Laurie previously visited A Backwards Story with a guest post regarding her previous novel,
BLAZE (Or Love in the Time of Supervillains.)
I've also previously reviewed BLAZE!
I really appreciate the way Laurie Boyle Crompton brings real, ordinary, everyday human beings to life. In BLAZE, she featured, among other things, a girl who loved comic books--and drawing them. In ADRENALINE CRUSH, she brings more non-traditional characters to life, from tattoo-decorated parents (complete with a mother sporting purple highlights) to a young, disabled war veteran. It's so nice to see characters that break the "normal" mode and think outside the box! The main character, Dyna, doesn't feel alive unless she's outdoors embracing life. Very little seems to scare her, and she's always willing to try new things. At times, it seems like Dyna is hiding something painful, but she always cuts her sentences short. Whatever it is, she didn't even reveal it to herself. And maybe "it" didn't exist outside of my own head. It took a while to embrace Dyna. Her personality completely changes as the novel progresses and she becomes more likable, though at the same time, I would have liked a little more consistency. Then again, maybe Dyna is hiding who she is after her accident. She's been scared into reality. Or maybe she just didn't want to rely on the shock factor when trying to build new relationships. I don't know. I did like her more as she evolved, however.
I also have mixed feelings on the alternative healing center that Dyna attends. I think it's awesome that patients are taught to conquer and overcome their fears. Certain assignments, however, are dangerous. Not everyone in the group is able--or willing--to do every assignment, and they shouldn't be required to. What if something goes wrong or not everyone is properly prepared/equipped to face someone else's assignment? I think the theory is great in moderation, and the group therapy sessions definitely helped Dyna, but I know I wouldn't sign up for this treatment style.

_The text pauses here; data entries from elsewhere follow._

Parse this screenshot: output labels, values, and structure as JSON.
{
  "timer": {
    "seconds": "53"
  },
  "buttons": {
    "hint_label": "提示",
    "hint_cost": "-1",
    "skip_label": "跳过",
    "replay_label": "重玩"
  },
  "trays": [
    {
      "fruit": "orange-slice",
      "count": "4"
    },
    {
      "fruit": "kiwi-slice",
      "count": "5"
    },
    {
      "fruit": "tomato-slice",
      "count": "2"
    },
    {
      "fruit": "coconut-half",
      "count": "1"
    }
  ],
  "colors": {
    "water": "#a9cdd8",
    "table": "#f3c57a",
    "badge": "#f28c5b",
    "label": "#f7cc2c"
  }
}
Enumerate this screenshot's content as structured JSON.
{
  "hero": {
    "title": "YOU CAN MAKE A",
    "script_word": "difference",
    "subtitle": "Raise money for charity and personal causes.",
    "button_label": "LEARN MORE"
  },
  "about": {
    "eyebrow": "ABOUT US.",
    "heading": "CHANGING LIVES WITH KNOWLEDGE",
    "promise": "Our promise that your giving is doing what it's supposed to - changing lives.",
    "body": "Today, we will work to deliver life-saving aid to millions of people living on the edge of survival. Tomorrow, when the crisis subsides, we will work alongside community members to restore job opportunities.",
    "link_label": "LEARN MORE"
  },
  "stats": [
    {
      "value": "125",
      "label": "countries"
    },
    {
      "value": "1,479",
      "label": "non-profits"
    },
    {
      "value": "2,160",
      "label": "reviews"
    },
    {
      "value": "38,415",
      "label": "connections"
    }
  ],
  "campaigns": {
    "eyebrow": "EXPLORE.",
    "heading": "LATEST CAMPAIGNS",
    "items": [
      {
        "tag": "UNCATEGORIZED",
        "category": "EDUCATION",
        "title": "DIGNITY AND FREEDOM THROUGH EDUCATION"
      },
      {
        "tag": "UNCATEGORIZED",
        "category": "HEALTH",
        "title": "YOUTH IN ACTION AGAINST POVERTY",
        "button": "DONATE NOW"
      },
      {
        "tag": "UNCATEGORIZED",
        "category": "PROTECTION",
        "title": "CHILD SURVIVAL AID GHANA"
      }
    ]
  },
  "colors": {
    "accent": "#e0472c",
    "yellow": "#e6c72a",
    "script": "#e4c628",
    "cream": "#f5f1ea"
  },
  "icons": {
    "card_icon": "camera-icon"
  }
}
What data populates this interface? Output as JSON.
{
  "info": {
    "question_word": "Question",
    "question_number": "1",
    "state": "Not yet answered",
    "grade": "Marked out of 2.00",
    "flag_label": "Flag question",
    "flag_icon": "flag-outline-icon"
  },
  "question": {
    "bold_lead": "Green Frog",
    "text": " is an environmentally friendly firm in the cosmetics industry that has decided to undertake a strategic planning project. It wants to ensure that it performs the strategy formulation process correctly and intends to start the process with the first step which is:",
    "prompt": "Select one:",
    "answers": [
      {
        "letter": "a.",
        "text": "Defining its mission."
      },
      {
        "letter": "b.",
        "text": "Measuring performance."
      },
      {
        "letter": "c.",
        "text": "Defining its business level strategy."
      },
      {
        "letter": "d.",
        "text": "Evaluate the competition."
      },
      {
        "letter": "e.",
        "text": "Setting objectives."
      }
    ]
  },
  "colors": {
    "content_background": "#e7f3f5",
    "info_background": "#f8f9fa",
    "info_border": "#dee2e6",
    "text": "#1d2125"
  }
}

While there were a few problematic elements, there were some great ones, too. I loved the strong, healthy family dynamic so much. It's too rare in YA these days. And I love the ultimate message that Dyna embraces toward the end. The book is also under 200 pages, so it's great if you're looking for something laid-back to read in one sitting!